▸ **Dataset rows describing interfaces**:
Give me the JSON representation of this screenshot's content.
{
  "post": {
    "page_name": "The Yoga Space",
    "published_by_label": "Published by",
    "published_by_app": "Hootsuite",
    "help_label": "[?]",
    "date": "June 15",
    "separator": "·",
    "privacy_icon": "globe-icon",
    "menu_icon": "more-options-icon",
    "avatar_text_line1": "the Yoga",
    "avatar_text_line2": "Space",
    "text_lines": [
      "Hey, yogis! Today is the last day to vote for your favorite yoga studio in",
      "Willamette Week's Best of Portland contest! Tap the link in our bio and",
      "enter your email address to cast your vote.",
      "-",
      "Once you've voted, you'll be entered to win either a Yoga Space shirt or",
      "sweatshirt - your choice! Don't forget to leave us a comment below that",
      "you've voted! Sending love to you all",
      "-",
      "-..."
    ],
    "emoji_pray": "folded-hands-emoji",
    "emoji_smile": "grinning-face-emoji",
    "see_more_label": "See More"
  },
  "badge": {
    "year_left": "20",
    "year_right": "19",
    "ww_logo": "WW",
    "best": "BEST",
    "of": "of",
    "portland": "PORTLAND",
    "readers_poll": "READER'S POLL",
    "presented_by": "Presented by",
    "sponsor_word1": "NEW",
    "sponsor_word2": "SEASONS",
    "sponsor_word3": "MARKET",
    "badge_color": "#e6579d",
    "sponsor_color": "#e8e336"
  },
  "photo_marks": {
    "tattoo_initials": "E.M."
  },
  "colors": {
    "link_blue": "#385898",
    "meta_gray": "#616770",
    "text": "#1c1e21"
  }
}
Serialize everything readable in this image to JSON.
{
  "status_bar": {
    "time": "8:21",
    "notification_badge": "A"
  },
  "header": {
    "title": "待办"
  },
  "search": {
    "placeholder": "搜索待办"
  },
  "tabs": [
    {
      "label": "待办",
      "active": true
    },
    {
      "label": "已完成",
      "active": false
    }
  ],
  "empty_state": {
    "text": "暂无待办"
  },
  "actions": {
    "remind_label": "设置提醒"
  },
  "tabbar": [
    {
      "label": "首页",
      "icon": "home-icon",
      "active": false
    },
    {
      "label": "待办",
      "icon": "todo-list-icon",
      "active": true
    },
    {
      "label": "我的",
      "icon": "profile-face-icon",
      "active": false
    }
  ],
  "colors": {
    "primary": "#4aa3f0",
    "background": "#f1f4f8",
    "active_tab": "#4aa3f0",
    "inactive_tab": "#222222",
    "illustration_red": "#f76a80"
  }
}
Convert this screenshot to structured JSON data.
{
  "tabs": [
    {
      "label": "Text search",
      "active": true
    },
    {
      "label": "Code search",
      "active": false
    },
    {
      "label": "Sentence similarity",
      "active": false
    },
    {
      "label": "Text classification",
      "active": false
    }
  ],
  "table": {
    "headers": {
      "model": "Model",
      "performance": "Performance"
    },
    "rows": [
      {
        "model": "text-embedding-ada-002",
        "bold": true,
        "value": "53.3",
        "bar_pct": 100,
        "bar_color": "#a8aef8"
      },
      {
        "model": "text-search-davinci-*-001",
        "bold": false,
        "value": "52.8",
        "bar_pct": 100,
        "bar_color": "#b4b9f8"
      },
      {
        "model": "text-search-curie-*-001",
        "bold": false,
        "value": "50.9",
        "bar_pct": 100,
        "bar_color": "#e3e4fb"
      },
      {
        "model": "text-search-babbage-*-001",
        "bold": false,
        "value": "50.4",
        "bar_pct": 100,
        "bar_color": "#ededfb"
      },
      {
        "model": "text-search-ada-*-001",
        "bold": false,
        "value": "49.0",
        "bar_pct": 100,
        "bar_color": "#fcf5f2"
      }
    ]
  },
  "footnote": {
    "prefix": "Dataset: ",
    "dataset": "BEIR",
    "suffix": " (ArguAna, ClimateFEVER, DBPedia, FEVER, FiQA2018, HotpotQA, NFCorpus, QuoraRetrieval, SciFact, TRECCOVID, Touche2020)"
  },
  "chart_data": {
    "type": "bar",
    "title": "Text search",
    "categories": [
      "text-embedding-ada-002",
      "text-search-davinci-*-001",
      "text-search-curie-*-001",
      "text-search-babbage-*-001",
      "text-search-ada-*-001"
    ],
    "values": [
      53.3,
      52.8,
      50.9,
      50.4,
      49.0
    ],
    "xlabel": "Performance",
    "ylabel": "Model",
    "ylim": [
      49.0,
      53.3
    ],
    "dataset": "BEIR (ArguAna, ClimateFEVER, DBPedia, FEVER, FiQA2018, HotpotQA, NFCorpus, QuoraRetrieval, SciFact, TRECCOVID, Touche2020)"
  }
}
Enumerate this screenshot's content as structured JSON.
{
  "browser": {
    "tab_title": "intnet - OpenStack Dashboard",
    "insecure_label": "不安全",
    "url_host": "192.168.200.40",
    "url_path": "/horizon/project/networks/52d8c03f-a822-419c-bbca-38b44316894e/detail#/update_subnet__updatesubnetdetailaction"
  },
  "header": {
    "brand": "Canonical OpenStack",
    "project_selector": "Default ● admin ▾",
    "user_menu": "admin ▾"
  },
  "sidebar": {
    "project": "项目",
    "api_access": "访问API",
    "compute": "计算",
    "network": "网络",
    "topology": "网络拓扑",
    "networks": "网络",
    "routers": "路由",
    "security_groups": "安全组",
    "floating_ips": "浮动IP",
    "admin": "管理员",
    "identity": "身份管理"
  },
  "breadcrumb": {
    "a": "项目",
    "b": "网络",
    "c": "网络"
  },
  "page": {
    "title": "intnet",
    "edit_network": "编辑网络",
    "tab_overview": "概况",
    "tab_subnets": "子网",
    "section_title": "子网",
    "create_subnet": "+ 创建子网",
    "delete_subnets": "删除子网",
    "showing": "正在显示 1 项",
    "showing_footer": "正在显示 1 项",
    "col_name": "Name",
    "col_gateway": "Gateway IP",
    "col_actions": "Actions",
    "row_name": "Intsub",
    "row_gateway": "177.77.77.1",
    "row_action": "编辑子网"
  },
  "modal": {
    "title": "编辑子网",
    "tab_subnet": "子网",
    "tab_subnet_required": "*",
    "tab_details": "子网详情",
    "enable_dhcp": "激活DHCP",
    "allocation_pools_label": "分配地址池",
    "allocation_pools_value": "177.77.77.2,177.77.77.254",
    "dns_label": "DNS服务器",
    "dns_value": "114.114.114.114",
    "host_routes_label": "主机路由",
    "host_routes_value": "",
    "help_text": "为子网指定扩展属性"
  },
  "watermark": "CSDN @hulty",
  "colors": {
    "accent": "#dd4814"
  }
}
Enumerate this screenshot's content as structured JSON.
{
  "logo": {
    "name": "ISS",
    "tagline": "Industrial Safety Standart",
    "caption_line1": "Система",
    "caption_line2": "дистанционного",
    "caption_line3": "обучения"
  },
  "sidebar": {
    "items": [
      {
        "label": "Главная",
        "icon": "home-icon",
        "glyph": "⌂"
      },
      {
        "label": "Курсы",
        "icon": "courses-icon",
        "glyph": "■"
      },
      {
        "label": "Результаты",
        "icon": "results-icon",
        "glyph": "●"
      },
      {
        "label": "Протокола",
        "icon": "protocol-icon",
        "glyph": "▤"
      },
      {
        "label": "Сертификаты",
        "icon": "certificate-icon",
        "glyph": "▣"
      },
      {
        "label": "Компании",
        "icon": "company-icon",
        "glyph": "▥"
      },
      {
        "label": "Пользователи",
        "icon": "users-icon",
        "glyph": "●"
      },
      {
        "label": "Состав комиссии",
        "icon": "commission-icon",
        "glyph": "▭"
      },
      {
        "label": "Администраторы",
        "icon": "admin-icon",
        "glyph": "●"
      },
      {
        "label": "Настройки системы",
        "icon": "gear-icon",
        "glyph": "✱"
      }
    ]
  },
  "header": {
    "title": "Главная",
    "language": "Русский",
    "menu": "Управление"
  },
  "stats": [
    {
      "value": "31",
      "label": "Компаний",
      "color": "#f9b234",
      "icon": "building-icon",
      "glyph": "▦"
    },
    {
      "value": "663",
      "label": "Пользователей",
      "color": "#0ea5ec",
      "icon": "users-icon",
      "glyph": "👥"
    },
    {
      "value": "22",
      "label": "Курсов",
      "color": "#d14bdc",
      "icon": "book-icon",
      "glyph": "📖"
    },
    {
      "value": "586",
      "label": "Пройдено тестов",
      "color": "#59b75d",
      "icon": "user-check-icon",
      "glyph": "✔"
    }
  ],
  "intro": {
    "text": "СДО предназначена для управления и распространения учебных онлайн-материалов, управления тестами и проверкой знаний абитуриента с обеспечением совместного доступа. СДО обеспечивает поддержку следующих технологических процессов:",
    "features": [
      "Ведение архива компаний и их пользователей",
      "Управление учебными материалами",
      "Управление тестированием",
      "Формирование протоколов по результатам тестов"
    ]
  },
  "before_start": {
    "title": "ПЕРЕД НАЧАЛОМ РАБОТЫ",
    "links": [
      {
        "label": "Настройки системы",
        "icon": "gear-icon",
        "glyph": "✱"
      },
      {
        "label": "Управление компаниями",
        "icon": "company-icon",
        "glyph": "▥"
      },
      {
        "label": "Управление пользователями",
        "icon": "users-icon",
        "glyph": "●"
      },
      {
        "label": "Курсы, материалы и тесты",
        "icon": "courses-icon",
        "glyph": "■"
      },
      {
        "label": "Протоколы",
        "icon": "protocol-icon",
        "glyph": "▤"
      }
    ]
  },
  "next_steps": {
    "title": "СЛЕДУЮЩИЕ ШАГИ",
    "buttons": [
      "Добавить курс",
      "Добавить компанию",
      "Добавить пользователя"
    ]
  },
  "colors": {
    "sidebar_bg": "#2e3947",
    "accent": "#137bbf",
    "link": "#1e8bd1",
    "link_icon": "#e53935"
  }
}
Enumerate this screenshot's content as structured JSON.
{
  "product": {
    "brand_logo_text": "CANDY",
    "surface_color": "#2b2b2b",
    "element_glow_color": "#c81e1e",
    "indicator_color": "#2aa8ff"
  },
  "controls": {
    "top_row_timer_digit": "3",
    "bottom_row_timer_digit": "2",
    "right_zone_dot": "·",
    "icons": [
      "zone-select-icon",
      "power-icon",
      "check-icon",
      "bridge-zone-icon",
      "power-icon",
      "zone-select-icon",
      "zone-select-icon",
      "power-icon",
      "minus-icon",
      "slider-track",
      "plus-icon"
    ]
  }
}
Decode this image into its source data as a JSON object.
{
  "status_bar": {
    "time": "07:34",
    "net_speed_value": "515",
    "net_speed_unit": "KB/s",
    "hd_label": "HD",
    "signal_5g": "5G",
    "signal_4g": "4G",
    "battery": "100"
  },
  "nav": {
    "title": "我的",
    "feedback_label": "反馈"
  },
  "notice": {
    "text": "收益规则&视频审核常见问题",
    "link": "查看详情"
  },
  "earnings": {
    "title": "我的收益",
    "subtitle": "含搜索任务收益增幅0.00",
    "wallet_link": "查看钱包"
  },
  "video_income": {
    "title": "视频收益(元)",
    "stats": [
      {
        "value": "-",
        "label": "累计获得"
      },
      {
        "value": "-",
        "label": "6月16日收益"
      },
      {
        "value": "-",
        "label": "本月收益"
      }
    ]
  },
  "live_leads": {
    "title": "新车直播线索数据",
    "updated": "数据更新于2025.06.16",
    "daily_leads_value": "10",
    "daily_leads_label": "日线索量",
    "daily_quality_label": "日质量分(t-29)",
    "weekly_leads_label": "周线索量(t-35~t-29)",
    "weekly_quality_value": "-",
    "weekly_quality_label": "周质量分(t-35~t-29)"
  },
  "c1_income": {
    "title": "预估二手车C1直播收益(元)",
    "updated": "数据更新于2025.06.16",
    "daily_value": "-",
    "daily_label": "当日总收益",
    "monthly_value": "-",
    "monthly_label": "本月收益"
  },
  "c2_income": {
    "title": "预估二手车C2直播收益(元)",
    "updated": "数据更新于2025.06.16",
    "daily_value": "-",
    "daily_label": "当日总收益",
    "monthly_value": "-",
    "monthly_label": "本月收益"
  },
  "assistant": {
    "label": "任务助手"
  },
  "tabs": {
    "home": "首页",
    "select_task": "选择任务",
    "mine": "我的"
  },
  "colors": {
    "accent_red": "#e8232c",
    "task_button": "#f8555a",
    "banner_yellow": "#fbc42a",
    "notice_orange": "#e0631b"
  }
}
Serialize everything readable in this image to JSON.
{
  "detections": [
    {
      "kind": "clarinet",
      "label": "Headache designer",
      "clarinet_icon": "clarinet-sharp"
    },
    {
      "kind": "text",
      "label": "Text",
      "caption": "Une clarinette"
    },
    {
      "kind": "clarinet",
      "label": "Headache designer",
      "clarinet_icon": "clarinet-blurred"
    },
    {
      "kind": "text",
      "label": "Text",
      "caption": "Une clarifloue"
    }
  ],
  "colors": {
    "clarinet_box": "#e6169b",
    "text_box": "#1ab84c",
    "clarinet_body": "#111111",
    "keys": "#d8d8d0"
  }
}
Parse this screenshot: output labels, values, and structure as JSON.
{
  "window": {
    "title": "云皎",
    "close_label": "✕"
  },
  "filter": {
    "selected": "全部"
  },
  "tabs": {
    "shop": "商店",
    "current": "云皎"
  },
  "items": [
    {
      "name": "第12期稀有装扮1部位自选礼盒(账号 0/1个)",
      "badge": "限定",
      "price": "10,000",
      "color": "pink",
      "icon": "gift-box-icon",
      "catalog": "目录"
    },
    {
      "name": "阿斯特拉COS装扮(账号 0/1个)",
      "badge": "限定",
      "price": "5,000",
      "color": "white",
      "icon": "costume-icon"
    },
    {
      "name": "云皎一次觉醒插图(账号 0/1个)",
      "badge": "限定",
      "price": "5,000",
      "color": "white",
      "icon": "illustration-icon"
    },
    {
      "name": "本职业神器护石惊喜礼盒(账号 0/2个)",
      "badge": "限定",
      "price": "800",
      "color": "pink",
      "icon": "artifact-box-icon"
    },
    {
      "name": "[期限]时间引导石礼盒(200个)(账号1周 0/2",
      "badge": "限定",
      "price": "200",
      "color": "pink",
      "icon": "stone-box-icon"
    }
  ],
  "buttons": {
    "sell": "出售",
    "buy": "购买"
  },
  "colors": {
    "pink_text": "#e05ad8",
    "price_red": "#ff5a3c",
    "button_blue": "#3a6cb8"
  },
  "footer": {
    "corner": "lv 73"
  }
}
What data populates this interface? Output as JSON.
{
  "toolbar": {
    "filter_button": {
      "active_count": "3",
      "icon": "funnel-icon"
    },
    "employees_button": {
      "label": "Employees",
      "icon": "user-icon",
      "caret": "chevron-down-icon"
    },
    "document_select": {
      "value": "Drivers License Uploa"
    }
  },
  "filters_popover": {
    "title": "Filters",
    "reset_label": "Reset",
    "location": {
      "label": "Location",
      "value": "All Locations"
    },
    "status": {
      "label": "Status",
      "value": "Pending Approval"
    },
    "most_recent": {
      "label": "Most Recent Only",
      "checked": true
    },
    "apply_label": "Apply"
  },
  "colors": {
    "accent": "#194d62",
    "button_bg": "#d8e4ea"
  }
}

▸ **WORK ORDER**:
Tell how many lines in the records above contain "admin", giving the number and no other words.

▸ **OUTPUT OF THE EXERCISE**:
4